§ The task
For the string "submenu", find every matching line in the records and copy it.

§ Excerpted records
· · · · · · ·

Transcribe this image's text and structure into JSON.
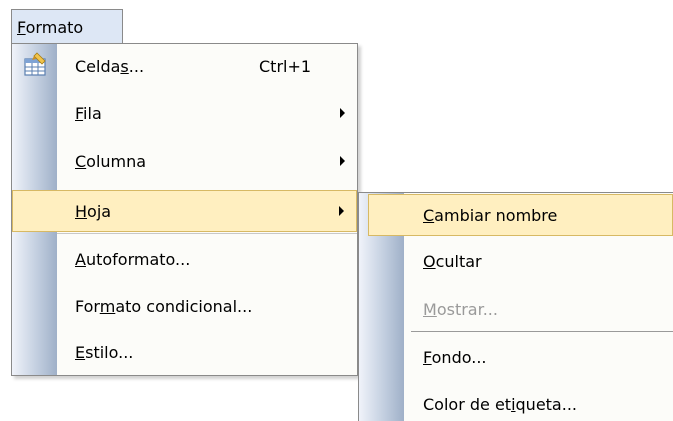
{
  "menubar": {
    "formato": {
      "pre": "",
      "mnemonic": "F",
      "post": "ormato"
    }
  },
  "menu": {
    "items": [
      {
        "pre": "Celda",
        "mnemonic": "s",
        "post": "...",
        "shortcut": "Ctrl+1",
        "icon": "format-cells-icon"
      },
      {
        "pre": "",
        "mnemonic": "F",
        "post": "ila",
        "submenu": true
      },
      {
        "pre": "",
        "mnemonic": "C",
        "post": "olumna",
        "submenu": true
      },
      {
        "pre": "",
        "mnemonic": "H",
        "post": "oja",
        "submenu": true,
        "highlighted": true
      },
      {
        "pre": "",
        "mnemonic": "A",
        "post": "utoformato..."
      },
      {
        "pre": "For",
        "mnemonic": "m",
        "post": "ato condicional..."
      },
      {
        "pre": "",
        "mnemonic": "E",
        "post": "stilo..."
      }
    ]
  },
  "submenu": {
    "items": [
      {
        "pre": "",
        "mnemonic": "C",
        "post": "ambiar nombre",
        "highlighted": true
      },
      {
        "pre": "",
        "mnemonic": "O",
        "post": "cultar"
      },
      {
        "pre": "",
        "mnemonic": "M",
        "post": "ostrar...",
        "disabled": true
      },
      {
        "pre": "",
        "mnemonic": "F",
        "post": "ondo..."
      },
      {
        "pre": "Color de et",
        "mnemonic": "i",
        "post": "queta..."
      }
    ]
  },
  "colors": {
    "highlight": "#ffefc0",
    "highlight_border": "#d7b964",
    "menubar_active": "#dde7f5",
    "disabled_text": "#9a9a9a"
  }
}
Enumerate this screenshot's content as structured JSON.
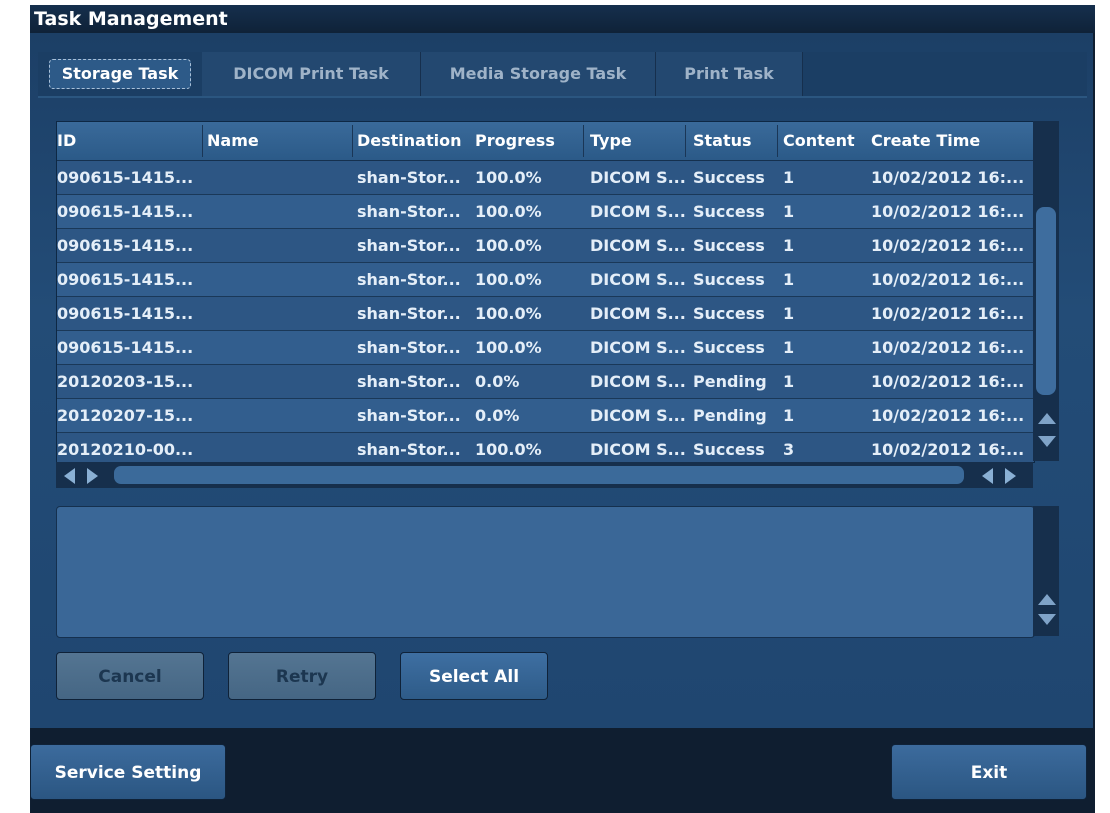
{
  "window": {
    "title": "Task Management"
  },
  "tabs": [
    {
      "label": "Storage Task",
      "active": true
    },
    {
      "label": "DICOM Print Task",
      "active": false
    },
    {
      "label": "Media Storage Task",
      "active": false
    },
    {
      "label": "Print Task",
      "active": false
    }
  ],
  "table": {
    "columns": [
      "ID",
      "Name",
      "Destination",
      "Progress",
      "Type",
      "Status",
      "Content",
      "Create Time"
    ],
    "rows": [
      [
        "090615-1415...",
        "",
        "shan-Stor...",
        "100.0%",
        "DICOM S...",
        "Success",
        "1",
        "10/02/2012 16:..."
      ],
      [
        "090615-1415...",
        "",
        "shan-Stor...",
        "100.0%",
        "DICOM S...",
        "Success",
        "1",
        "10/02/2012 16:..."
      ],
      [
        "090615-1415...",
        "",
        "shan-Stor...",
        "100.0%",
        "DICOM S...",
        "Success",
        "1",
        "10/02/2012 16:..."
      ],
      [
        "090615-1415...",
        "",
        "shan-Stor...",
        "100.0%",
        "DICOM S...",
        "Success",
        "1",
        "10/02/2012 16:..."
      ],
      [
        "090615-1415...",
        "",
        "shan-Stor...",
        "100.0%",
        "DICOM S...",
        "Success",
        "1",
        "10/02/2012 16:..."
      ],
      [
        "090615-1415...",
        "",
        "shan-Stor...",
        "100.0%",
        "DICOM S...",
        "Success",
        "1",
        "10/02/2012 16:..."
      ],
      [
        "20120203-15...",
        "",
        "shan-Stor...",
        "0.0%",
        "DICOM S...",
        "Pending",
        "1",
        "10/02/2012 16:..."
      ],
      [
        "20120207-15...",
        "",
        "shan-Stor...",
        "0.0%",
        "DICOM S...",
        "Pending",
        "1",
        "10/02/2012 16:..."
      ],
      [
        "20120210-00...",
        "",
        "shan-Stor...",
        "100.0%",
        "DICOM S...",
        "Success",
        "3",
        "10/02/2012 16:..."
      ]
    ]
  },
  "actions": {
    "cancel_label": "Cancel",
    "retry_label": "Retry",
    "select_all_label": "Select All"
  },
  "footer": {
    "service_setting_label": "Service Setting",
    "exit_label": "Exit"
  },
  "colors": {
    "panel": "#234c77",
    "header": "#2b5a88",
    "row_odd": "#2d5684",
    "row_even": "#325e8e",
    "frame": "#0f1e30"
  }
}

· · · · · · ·

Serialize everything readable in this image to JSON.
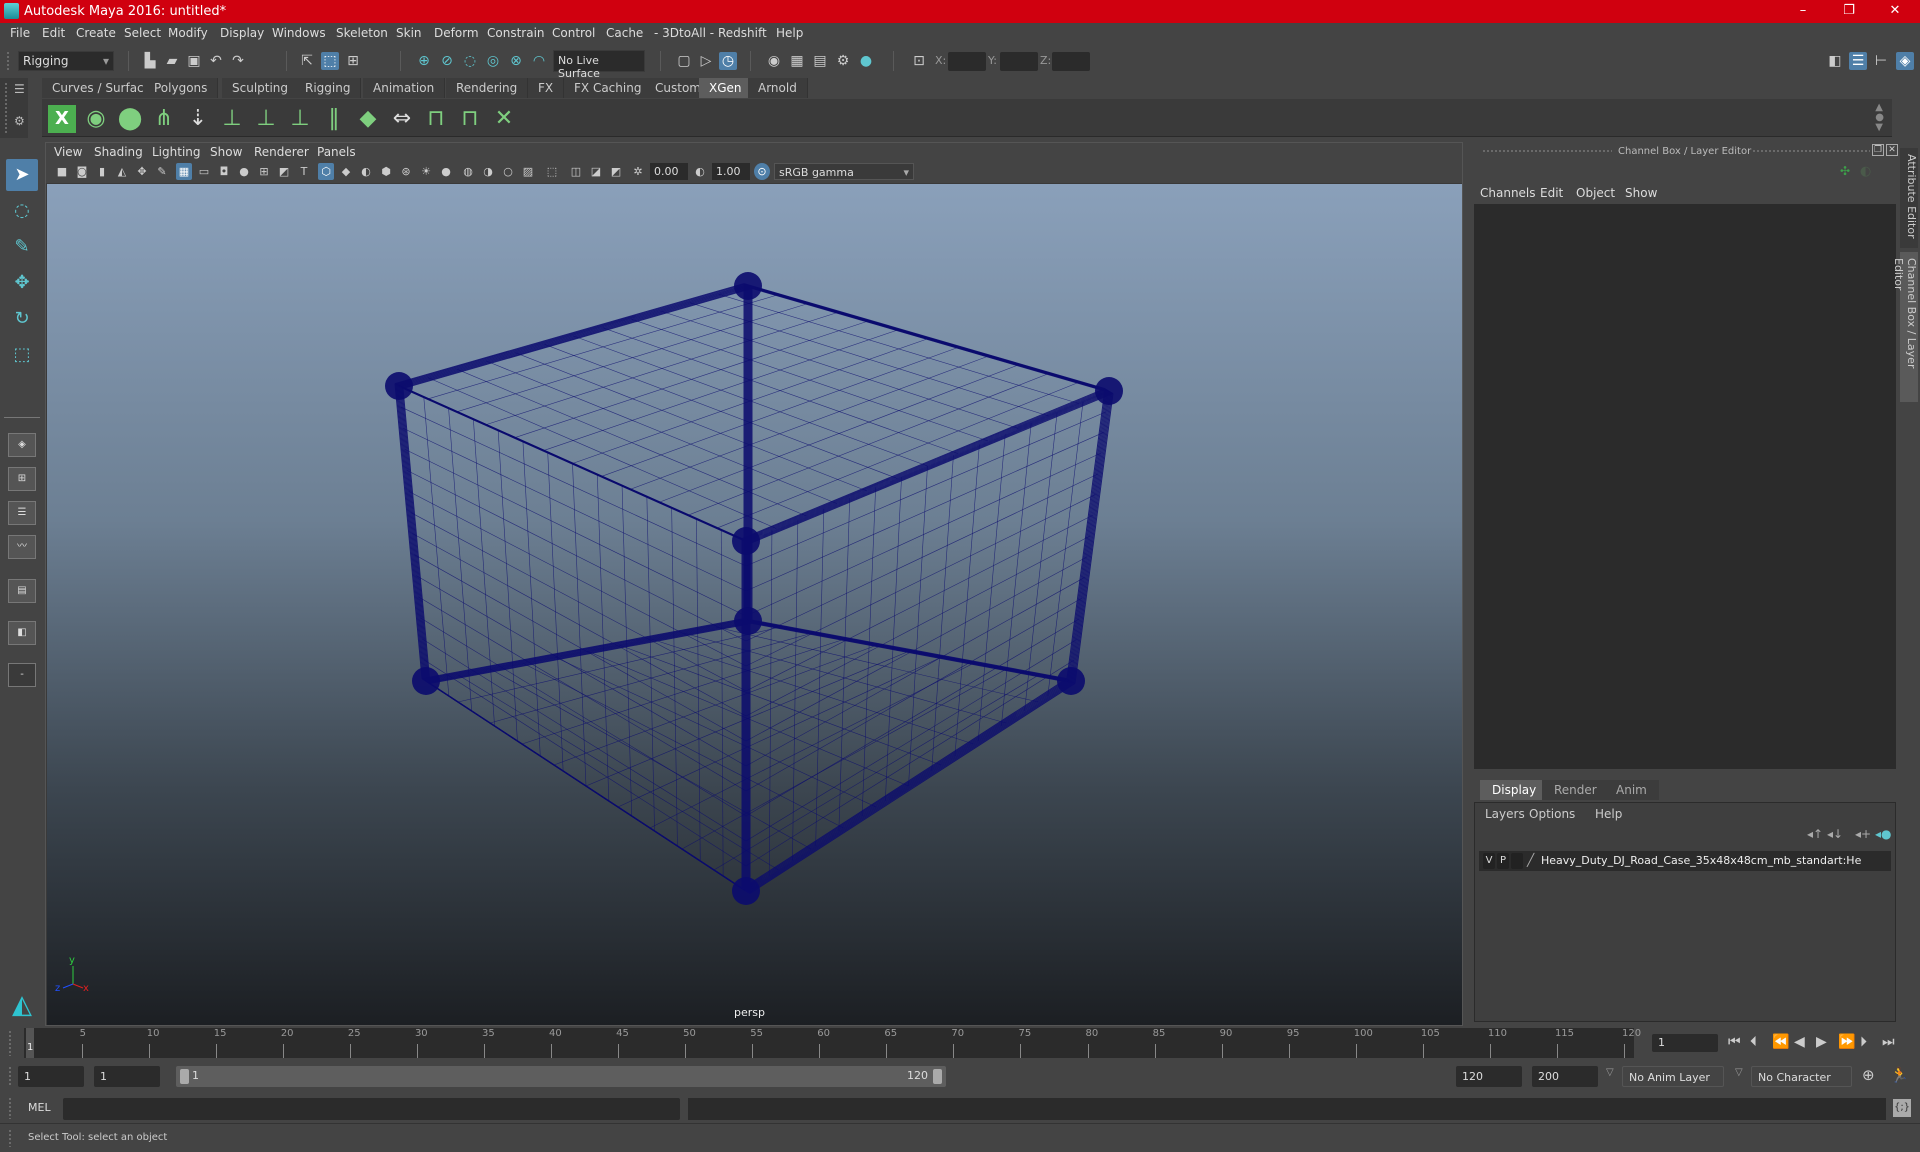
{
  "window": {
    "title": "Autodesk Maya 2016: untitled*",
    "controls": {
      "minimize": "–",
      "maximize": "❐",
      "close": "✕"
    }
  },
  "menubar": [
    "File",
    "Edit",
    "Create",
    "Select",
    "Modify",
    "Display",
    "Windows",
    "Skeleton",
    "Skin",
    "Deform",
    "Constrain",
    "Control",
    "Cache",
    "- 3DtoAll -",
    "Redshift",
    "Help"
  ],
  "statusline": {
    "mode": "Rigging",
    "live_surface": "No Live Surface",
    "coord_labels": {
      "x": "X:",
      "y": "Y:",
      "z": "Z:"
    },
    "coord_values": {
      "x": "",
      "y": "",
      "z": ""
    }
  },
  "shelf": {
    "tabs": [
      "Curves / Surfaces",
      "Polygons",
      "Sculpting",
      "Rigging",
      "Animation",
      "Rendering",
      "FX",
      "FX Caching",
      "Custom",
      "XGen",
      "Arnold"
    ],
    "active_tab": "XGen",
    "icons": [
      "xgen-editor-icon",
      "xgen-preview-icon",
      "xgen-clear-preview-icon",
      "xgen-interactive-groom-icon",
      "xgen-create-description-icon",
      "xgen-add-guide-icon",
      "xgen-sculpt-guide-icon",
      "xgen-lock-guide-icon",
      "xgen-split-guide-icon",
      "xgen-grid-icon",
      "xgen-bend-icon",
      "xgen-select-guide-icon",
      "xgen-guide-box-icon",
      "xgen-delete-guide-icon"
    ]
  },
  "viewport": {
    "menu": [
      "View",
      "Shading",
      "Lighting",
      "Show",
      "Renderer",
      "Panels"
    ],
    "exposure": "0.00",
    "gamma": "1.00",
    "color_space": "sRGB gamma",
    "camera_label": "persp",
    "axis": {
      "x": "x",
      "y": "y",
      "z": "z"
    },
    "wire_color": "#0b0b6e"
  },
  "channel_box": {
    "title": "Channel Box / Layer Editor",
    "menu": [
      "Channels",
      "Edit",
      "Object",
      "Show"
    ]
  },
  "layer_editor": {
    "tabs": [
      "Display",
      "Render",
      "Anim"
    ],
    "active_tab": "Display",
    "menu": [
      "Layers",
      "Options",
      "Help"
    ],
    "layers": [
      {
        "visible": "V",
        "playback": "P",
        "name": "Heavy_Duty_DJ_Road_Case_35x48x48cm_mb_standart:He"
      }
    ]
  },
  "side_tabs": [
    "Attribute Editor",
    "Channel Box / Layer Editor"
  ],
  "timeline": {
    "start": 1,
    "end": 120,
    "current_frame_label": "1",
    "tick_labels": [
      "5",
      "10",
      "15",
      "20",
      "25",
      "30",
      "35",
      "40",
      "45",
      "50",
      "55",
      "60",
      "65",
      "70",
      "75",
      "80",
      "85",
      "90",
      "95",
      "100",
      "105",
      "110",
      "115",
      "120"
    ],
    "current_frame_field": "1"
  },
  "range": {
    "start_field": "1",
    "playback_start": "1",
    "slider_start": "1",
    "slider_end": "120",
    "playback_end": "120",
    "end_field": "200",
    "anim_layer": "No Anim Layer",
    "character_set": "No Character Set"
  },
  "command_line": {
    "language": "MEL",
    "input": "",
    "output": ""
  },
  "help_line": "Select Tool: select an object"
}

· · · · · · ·

§ Answer to this exercise
        "submenu": true
        "submenu": true
        "submenu": true,
  "submenu": {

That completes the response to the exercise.